Seattle Times political reporter David Postman is reporting from eastern Washington this week, and he’s sending back some great stuff. His most recent post is from Garfield County. (Anti-government types, pay attention: Garfield’s two largest employers are the federal government and the county itself. Go figure.)
Postman interviews some rock-ribbed Republican family farmers, and finds that not everything is going as planned:
These are no longer the energetic Republican backers who in 2000 spent $3,000 of their own money to make a batch of 4-by-8-foot “Save Our Dams” signs that urged people to vote Republican. You won’t see them at a rally this year, or maybe even at the Republican caucus Feb. 9. Where Mary had “a totally intense feeling” about the campaign in 2000, today there is a palpable sense of disillusionment.
In the GOP’s SOP, meaningless fringe issues are used to rile the peons, while the Wall Street faction gets exactly what they want. (Dividend tax cuts! Corporate tax cuts! A farm bill that pays millions to ADM and peanuts to the little guys!)
Meanwhile the Dyes sold off their life insurance policies, reduced their health insurance to a bare minimum, and put their kids on the state’s Basic Health Plan. And they all scrimped. When there was a bit of milk left in the bottom of a glass, it got poured back into the carton for another day. Mary said:
“In large part, there’s something really awful to me about a man who has been farming since 1978, now in his mid-50s, having to struggle like this.”
Mary stayed involved in politics up until mid-2004. She was a Bush supporter and leading the Washington state effort to draft that year’s party platform. Then as her family and friends struggled she no longer wanted to be part of the system that had once energized her.
She quit the campaign and all the party business. She didn’t tell anyone why and everyone was apparently too polite to ask.
“George Bush has betrayed me personally. … I just definitely thought he understood.”
Software folks have a saying for when something doesn’t work right. They say “it’s a feature, not a bug.” The Bush Administration was always all about screwing the little guy and using the government for the advantage of the powerful. That was the idea all along.
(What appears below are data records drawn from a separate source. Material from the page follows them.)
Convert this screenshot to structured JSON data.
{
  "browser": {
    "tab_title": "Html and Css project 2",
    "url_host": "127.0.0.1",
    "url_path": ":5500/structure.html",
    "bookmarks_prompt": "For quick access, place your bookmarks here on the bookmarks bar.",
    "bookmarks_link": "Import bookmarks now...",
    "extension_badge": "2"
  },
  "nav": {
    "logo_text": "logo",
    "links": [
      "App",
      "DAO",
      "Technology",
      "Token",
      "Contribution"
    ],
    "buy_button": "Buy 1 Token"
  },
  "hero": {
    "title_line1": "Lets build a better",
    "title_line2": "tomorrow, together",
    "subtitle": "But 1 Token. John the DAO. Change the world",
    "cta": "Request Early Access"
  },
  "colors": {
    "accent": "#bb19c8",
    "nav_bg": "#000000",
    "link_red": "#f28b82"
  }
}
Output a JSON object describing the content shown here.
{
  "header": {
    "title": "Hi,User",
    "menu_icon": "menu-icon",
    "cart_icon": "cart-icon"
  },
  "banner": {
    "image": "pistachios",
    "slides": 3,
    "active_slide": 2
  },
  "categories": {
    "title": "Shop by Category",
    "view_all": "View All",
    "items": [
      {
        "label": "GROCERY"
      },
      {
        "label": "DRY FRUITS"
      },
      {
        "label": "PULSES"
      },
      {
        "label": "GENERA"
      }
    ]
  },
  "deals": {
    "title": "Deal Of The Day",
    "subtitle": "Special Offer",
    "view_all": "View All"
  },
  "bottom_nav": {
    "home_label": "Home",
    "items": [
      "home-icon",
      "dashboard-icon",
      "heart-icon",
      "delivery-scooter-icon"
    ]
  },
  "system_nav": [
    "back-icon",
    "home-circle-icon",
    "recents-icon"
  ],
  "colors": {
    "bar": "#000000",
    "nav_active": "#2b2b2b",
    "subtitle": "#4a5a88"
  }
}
It would be easy to go all “What’s The Matter With Kansas?” on these folks, and to dis them for voting against (what I perceive to be) their economic self interest, but that’s gauche. I can’t expect them to be wooed by an argument of economic populism if the leading Democratic candidates aren’t wooing them with one. It’s as simple as that.